Data about app and page elements -
*** Block opens ***

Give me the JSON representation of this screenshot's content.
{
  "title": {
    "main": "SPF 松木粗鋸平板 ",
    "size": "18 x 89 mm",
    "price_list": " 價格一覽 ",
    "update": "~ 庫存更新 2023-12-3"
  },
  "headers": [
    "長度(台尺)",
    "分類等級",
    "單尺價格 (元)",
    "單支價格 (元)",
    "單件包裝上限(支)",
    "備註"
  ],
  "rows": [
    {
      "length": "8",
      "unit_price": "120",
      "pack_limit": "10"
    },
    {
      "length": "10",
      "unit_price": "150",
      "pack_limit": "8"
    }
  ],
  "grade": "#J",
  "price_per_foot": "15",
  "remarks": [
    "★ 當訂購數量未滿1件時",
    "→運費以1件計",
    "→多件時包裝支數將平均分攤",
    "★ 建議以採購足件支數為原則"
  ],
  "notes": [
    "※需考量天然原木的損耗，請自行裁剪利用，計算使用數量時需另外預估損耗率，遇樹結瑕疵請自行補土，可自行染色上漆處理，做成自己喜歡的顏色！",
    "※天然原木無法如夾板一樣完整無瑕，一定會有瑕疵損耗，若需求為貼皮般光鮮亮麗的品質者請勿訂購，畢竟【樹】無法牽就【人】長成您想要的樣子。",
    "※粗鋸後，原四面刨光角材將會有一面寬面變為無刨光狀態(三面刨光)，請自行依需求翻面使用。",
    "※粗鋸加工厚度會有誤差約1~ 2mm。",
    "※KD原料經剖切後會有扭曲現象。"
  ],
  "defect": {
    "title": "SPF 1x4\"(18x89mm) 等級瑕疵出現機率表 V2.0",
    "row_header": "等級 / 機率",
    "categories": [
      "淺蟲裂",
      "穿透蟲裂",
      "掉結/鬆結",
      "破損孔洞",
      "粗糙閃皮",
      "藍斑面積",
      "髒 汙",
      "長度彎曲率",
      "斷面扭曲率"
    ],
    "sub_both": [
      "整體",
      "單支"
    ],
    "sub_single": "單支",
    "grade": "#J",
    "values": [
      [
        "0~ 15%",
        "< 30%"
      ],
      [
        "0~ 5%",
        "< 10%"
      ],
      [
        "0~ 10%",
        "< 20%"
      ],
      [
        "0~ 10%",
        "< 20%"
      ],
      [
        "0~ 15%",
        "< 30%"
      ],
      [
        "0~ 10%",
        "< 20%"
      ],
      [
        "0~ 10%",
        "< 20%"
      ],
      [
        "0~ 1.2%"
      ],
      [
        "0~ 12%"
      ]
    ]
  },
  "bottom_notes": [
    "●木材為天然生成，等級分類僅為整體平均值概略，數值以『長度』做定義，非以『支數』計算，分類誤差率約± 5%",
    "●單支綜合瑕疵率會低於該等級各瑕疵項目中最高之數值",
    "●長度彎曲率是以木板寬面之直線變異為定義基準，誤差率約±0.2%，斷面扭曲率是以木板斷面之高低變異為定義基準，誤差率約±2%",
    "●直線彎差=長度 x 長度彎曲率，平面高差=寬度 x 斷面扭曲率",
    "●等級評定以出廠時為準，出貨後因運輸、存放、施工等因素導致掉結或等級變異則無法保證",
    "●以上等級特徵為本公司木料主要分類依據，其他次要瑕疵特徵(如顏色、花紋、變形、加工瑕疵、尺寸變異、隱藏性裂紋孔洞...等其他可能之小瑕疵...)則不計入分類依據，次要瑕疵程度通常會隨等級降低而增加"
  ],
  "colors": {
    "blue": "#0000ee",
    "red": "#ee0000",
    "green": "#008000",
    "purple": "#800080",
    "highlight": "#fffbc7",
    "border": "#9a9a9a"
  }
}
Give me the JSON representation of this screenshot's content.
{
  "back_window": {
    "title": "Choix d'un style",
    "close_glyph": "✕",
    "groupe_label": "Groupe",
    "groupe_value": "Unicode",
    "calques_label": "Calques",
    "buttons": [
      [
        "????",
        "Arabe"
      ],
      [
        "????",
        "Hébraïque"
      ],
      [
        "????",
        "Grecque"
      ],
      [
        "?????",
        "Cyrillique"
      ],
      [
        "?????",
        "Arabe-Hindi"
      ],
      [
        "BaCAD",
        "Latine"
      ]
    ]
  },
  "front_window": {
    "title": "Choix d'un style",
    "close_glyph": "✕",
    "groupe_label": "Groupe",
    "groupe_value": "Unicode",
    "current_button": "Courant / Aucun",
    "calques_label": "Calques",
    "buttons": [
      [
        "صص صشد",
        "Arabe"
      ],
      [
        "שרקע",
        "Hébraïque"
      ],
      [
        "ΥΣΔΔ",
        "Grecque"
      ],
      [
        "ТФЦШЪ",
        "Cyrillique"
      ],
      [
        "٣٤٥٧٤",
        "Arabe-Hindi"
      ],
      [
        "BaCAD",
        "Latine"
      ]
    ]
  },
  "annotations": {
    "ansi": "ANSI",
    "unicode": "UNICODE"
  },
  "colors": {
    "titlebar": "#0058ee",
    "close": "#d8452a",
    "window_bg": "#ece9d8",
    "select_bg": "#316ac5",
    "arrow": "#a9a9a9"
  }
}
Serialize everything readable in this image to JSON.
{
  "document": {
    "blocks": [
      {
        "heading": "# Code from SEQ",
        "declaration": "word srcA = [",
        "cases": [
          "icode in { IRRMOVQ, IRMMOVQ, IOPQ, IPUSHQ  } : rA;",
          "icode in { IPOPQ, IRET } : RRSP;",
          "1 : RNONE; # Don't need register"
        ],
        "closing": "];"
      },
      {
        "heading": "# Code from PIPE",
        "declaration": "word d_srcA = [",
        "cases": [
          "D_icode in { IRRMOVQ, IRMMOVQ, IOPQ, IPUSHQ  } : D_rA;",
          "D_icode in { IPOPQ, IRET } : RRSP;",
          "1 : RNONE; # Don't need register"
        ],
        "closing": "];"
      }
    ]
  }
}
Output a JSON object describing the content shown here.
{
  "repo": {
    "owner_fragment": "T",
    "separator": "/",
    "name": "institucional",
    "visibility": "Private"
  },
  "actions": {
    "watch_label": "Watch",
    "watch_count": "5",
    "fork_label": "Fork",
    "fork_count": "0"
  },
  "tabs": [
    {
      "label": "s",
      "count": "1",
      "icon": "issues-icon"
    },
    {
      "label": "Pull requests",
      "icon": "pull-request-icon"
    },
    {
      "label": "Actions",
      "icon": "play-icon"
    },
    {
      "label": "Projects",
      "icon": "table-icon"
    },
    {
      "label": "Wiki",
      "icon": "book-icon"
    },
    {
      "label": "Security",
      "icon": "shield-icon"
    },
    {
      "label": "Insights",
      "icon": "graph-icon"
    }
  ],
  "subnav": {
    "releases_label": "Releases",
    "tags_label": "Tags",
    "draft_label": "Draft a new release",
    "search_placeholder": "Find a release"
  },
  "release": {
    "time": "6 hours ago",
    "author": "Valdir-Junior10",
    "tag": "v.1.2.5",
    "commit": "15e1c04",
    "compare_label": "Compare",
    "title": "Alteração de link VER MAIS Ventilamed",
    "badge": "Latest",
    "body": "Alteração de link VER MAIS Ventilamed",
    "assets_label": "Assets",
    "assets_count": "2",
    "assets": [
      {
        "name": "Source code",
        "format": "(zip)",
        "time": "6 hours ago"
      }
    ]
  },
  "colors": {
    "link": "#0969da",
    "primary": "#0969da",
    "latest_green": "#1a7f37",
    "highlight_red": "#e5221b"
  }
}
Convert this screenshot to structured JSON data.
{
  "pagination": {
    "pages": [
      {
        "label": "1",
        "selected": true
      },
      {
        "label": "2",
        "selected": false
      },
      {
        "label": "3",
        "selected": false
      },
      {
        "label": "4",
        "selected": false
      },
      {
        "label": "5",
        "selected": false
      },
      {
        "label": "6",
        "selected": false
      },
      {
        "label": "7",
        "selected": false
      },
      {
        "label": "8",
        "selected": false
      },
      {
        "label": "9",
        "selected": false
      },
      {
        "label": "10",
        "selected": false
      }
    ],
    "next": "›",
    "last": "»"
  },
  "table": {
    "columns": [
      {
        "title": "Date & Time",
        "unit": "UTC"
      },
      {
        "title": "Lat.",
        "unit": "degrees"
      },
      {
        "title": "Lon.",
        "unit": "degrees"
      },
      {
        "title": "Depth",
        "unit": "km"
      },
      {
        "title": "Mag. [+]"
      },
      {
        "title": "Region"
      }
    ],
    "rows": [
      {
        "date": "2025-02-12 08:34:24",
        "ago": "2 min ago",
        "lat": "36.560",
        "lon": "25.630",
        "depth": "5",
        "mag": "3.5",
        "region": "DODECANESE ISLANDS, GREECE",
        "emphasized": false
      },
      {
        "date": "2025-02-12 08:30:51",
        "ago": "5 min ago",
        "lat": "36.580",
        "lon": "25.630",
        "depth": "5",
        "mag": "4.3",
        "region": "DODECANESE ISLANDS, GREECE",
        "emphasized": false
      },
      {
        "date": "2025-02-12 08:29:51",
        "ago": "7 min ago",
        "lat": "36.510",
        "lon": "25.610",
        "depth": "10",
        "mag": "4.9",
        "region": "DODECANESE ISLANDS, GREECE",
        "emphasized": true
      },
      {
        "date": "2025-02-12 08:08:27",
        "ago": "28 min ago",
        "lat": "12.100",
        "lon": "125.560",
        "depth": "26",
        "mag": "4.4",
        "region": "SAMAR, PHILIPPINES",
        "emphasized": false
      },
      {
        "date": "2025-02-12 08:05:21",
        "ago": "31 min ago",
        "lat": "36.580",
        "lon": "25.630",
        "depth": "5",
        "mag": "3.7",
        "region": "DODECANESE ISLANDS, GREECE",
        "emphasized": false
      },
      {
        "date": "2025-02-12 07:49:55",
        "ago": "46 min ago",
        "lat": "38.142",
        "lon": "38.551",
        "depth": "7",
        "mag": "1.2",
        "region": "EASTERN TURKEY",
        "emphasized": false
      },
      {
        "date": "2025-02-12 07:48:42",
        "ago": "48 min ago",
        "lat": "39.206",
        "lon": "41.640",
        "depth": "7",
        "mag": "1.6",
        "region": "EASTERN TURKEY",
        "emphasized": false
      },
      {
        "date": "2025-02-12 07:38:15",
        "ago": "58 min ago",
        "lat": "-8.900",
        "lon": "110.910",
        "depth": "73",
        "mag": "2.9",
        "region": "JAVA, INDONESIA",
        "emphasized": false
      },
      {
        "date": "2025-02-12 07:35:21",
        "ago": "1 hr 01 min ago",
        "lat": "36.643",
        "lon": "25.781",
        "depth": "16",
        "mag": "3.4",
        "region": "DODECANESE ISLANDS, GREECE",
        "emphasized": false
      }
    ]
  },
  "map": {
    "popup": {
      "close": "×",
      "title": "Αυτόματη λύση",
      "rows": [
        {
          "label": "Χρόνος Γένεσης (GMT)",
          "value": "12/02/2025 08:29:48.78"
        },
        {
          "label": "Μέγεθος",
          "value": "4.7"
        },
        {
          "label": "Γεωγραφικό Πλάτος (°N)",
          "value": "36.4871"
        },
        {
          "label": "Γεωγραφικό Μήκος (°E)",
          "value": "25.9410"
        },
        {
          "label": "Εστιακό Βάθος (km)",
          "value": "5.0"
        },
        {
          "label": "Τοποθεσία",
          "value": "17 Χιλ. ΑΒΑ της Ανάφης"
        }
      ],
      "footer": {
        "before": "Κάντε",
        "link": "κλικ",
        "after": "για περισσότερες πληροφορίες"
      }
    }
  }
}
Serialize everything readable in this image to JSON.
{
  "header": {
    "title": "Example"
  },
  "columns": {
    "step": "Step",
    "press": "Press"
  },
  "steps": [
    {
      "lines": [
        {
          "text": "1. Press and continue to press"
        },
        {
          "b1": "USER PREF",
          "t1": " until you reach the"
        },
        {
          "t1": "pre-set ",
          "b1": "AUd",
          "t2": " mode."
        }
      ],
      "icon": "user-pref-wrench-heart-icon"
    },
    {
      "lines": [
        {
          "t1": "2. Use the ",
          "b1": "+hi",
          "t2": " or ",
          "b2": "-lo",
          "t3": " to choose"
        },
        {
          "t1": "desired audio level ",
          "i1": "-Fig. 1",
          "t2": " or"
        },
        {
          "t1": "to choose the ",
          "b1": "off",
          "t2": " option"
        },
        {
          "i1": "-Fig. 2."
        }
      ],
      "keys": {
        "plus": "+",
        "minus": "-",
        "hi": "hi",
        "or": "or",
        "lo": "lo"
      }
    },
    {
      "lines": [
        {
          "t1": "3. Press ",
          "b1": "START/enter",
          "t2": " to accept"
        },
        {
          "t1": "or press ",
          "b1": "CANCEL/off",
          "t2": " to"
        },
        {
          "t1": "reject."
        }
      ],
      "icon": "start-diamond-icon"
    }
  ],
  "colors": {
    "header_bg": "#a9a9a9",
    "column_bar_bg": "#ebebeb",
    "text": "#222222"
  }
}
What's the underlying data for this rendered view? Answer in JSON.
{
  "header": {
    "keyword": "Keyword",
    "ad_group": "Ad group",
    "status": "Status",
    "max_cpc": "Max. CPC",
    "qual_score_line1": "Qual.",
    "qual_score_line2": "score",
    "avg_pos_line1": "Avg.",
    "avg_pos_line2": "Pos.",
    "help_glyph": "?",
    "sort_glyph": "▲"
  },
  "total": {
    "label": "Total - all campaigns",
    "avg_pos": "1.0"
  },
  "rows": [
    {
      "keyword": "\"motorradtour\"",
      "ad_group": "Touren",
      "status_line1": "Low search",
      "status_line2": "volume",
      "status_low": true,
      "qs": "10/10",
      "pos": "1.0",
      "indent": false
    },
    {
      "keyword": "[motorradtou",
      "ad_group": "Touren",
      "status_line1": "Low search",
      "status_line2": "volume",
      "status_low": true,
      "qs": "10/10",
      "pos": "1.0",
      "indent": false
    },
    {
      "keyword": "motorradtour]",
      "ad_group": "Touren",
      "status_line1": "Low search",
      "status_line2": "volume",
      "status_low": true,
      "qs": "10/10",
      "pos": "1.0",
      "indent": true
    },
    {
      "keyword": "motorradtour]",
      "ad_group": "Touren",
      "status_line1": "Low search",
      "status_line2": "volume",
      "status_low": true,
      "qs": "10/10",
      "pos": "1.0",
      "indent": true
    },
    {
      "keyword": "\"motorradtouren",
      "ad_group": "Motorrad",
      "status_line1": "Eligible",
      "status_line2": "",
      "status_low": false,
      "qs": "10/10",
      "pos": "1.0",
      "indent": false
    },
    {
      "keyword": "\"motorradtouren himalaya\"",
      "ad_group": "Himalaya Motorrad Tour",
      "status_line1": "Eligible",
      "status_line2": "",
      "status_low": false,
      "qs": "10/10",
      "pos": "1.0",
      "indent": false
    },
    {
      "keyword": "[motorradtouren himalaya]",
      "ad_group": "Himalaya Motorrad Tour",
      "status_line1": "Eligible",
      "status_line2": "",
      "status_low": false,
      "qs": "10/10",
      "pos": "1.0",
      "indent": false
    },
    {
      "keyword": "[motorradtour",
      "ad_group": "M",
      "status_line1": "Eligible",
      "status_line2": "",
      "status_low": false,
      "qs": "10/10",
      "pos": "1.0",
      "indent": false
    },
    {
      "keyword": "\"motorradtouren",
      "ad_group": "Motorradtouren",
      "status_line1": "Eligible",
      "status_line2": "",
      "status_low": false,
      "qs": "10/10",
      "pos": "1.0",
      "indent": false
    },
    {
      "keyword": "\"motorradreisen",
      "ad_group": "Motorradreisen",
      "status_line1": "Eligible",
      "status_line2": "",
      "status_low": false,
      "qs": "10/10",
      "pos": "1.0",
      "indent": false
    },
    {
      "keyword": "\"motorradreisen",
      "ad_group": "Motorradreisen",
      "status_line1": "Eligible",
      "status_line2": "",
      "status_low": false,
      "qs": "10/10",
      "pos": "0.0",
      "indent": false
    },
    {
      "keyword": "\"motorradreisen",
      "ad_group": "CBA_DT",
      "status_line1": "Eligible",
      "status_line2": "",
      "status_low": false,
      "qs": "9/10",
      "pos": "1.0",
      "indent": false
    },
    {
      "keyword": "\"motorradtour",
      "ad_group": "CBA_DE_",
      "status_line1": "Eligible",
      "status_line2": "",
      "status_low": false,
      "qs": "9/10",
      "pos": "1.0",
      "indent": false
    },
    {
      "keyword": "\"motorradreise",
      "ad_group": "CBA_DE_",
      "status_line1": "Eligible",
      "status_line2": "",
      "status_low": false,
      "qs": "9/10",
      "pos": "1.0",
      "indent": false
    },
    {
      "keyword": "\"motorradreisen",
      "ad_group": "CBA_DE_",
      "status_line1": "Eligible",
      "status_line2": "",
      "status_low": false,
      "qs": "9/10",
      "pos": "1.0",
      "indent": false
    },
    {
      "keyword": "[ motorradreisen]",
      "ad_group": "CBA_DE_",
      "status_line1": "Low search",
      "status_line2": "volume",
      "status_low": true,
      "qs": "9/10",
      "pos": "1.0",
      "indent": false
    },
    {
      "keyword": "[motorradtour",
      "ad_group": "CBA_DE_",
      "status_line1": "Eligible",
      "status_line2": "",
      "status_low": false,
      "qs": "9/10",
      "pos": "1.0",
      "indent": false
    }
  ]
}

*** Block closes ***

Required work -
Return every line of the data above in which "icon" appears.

Written reply -
      "icon": "issues-icon"
      "icon": "pull-request-icon"
      "icon": "play-icon"
      "icon": "table-icon"
      "icon": "book-icon"
      "icon": "shield-icon"
      "icon": "graph-icon"
      "icon": "user-pref-wrench-heart-icon"
      "icon": "start-diamond-icon"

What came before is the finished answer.